WORK REQUEST: Each record below must be reproduced exactly as it reads, with its images omitted.

....

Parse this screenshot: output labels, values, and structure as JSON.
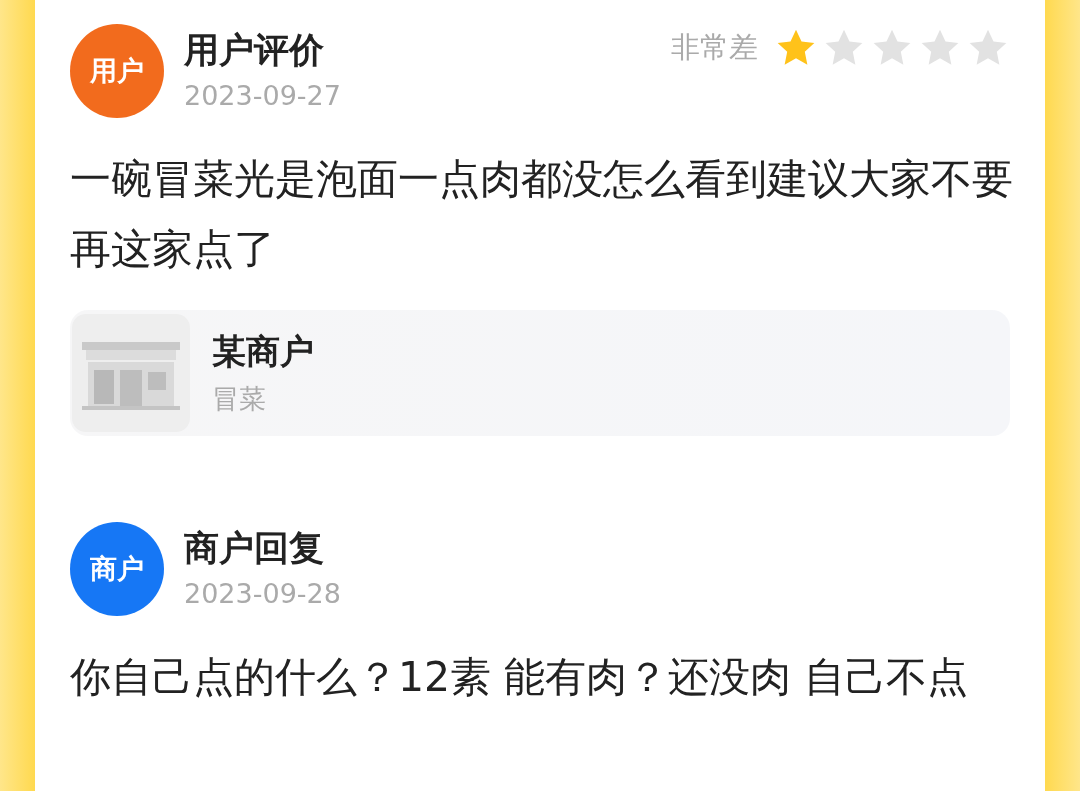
{
  "review": {
    "avatar": "用户",
    "title": "用户评价",
    "date": "2023-09-27",
    "rating_label": "非常差",
    "stars": 1,
    "text": "一碗冒菜光是泡面一点肉都没怎么看到建议大家不要再这家点了"
  },
  "merchant_card": {
    "name": "某商户",
    "category": "冒菜"
  },
  "reply": {
    "avatar": "商户",
    "title": "商户回复",
    "date": "2023-09-28",
    "text": "你自己点的什么？12素 能有肉？还没肉 自己不点"
  }
}
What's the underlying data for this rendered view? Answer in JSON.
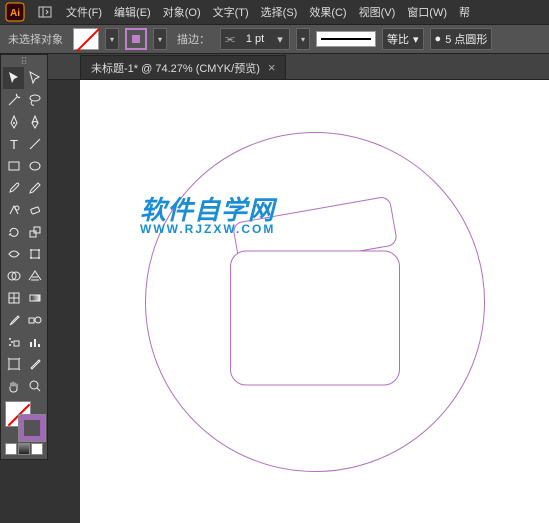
{
  "app": {
    "name": "Ai"
  },
  "menu": {
    "items": [
      "文件(F)",
      "编辑(E)",
      "对象(O)",
      "文字(T)",
      "选择(S)",
      "效果(C)",
      "视图(V)",
      "窗口(W)",
      "帮"
    ]
  },
  "options": {
    "selection_status": "未选择对象",
    "stroke_label": "描边：",
    "stroke_width": "1 pt",
    "scale_mode": "等比",
    "brush_preset": "5 点圆形"
  },
  "document": {
    "tab_title": "未标题-1* @ 74.27% (CMYK/预览)"
  },
  "watermark": {
    "title": "软件自学网",
    "url": "WWW.RJZXW.COM"
  },
  "tools": [
    [
      "selection",
      "direct-selection"
    ],
    [
      "magic-wand",
      "lasso"
    ],
    [
      "pen",
      "curvature-pen"
    ],
    [
      "type",
      "line-segment"
    ],
    [
      "rectangle",
      "ellipse"
    ],
    [
      "paintbrush",
      "pencil"
    ],
    [
      "shaper",
      "eraser"
    ],
    [
      "rotate",
      "scale"
    ],
    [
      "width",
      "free-transform"
    ],
    [
      "shape-builder",
      "perspective-grid"
    ],
    [
      "mesh",
      "gradient"
    ],
    [
      "eyedropper",
      "blend"
    ],
    [
      "symbol-sprayer",
      "column-graph"
    ],
    [
      "artboard",
      "slice"
    ],
    [
      "hand",
      "zoom"
    ]
  ],
  "colors": {
    "accent": "#b070c0",
    "brand": "#ff9a00"
  }
}
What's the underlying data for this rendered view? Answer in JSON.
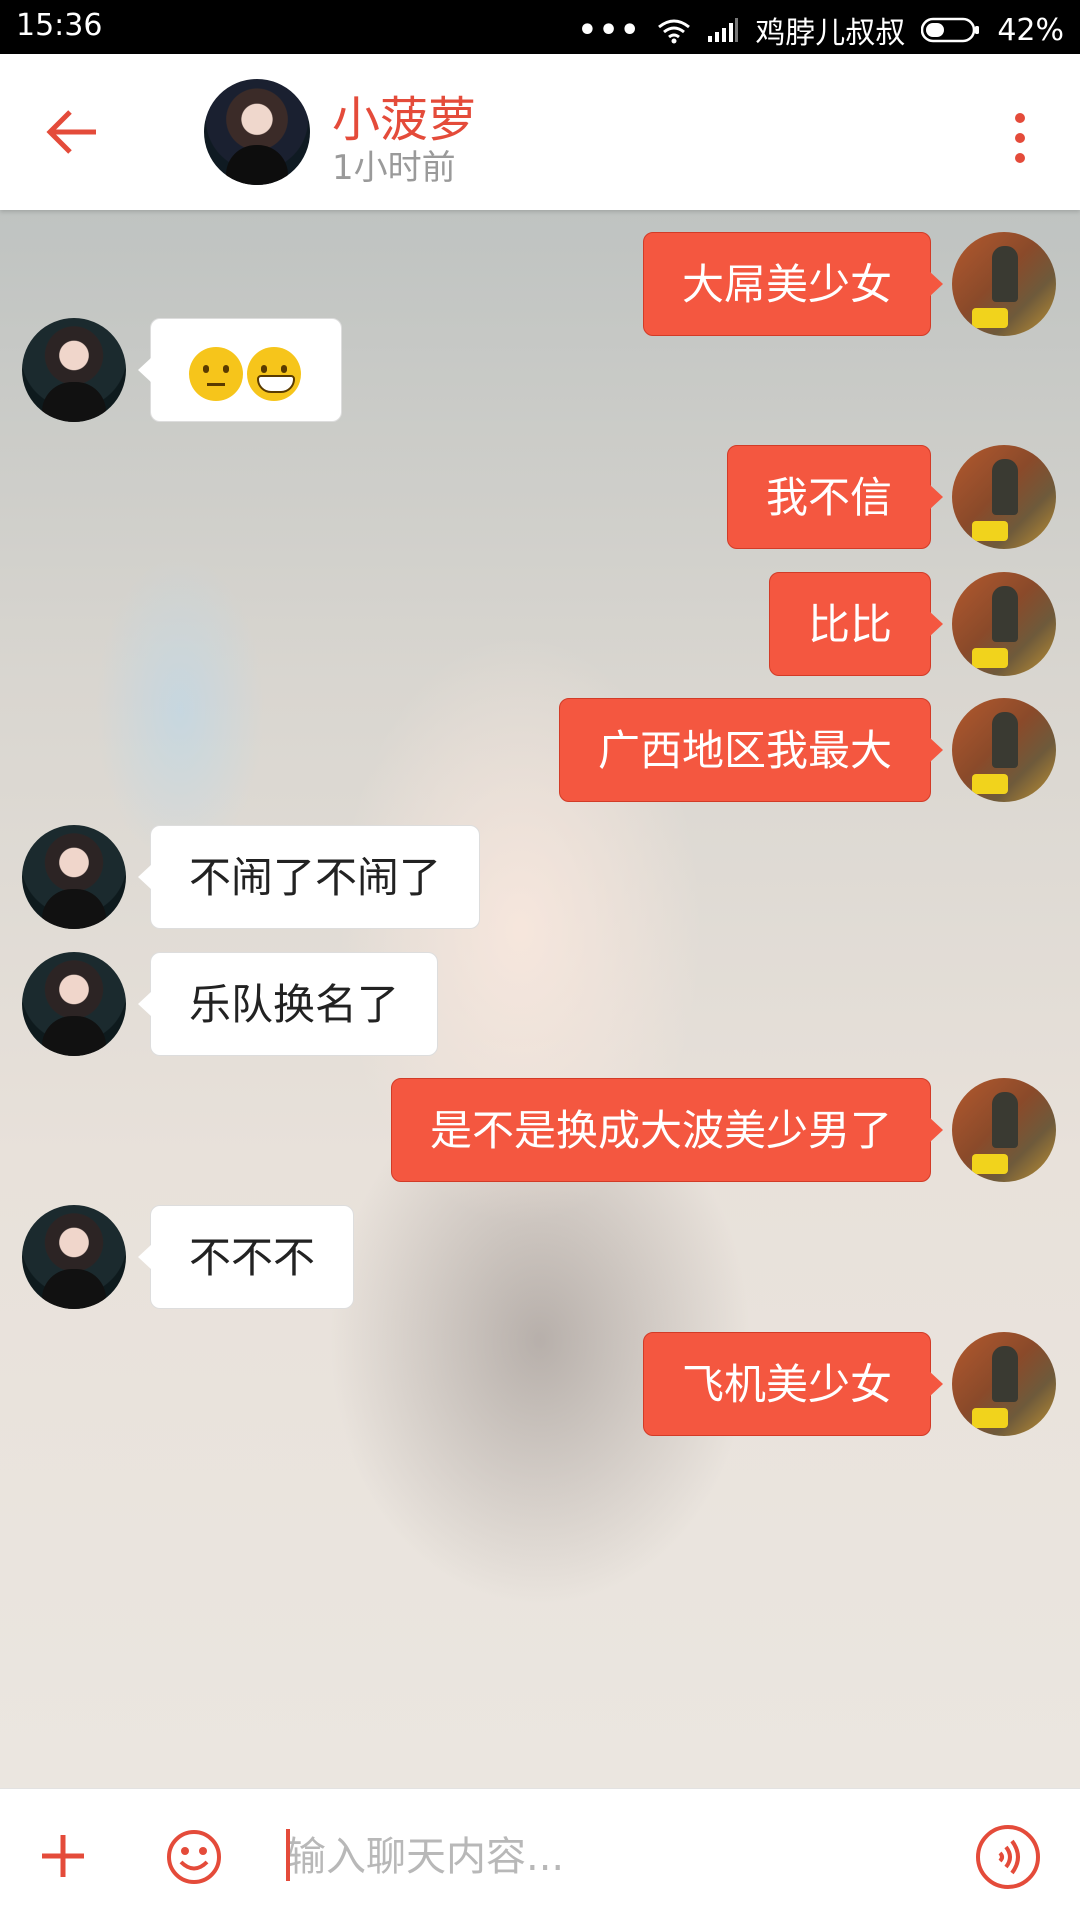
{
  "status_bar": {
    "time": "15:36",
    "dots": "•••",
    "carrier": "鸡脖儿叔叔",
    "battery": "42%",
    "battery_level": 0.42
  },
  "header": {
    "title": "小菠萝",
    "subtitle": "1小时前"
  },
  "messages": [
    {
      "from": "me",
      "text": "大屌美少女"
    },
    {
      "from": "her",
      "text": "",
      "emojis": [
        "neutral-face",
        "grinning-face"
      ]
    },
    {
      "from": "me",
      "text": "我不信"
    },
    {
      "from": "me",
      "text": "比比"
    },
    {
      "from": "me",
      "text": "广西地区我最大"
    },
    {
      "from": "her",
      "text": "不闹了不闹了"
    },
    {
      "from": "her",
      "text": "乐队换名了"
    },
    {
      "from": "me",
      "text": "是不是换成大波美少男了"
    },
    {
      "from": "her",
      "text": "不不不"
    },
    {
      "from": "me",
      "text": "飞机美少女"
    }
  ],
  "input": {
    "placeholder": "输入聊天内容..."
  },
  "colors": {
    "accent": "#e44b3a",
    "my_bubble": "#f45740",
    "her_bubble": "#ffffff"
  },
  "icons": {
    "back": "back-arrow-icon",
    "more": "more-vertical-icon",
    "plus": "plus-icon",
    "emoji": "smiley-icon",
    "voice": "voice-icon"
  }
}
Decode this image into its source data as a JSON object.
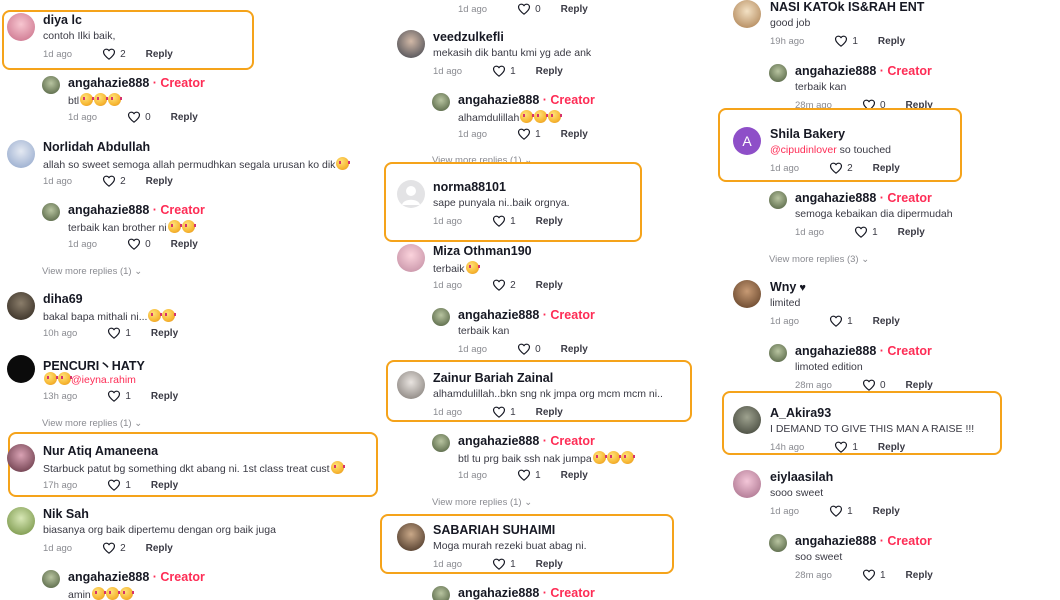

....

EXERCISE ANSWER:
Parse this screenshot: output labels, values, and structure as JSON.
{
  "review": {
    "avatar": "用户",
    "title": "用户评价",
    "date": "2023-09-27",
    "rating_label": "非常差",
    "stars": 1,
    "text": "一碗冒菜光是泡面一点肉都没怎么看到建议大家不要再这家点了"
  },
  "merchant_card": {
    "name": "某商户",
    "category": "冒菜"
  },
  "reply": {
    "avatar": "商户",
    "title": "商户回复",
    "date": "2023-09-28",
    "text": "你自己点的什么？12素 能有肉？还没肉 自己不点"
  }
}
What's the underlying data for this rendered view? Answer in JSON.
{
  "app": {
    "name": "Ai"
  },
  "menu": {
    "items": [
      "文件(F)",
      "编辑(E)",
      "对象(O)",
      "文字(T)",
      "选择(S)",
      "效果(C)",
      "视图(V)",
      "窗口(W)",
      "帮"
    ]
  },
  "options": {
    "selection_status": "未选择对象",
    "stroke_label": "描边：",
    "stroke_width": "1 pt",
    "scale_mode": "等比",
    "brush_preset": "5 点圆形"
  },
  "document": {
    "tab_title": "未标题-1* @ 74.27% (CMYK/预览)"
  },
  "watermark": {
    "title": "软件自学网",
    "url": "WWW.RJZXW.COM"
  },
  "tools": [
    [
      "selection",
      "direct-selection"
    ],
    [
      "magic-wand",
      "lasso"
    ],
    [
      "pen",
      "curvature-pen"
    ],
    [
      "type",
      "line-segment"
    ],
    [
      "rectangle",
      "ellipse"
    ],
    [
      "paintbrush",
      "pencil"
    ],
    [
      "shaper",
      "eraser"
    ],
    [
      "rotate",
      "scale"
    ],
    [
      "width",
      "free-transform"
    ],
    [
      "shape-builder",
      "perspective-grid"
    ],
    [
      "mesh",
      "gradient"
    ],
    [
      "eyedropper",
      "blend"
    ],
    [
      "symbol-sprayer",
      "column-graph"
    ],
    [
      "artboard",
      "slice"
    ],
    [
      "hand",
      "zoom"
    ]
  ],
  "colors": {
    "accent": "#b070c0",
    "brand": "#ff9a00"
  }
}
What's the underlying data for this rendered view? Answer in JSON.
{
  "status_bar": {
    "time": "15:36",
    "dots": "•••",
    "carrier": "鸡脖儿叔叔",
    "battery": "42%",
    "battery_level": 0.42
  },
  "header": {
    "title": "小菠萝",
    "subtitle": "1小时前"
  },
  "messages": [
    {
      "from": "me",
      "text": "大屌美少女"
    },
    {
      "from": "her",
      "text": "",
      "emojis": [
        "neutral-face",
        "grinning-face"
      ]
    },
    {
      "from": "me",
      "text": "我不信"
    },
    {
      "from": "me",
      "text": "比比"
    },
    {
      "from": "me",
      "text": "广西地区我最大"
    },
    {
      "from": "her",
      "text": "不闹了不闹了"
    },
    {
      "from": "her",
      "text": "乐队换名了"
    },
    {
      "from": "me",
      "text": "是不是换成大波美少男了"
    },
    {
      "from": "her",
      "text": "不不不"
    },
    {
      "from": "me",
      "text": "飞机美少女"
    }
  ],
  "input": {
    "placeholder": "输入聊天内容..."
  },
  "colors": {
    "accent": "#e44b3a",
    "my_bubble": "#f45740",
    "her_bubble": "#ffffff"
  },
  "icons": {
    "back": "back-arrow-icon",
    "more": "more-vertical-icon",
    "plus": "plus-icon",
    "emoji": "smiley-icon",
    "voice": "voice-icon"
  }
}
Decode this image into its source data as a JSON object.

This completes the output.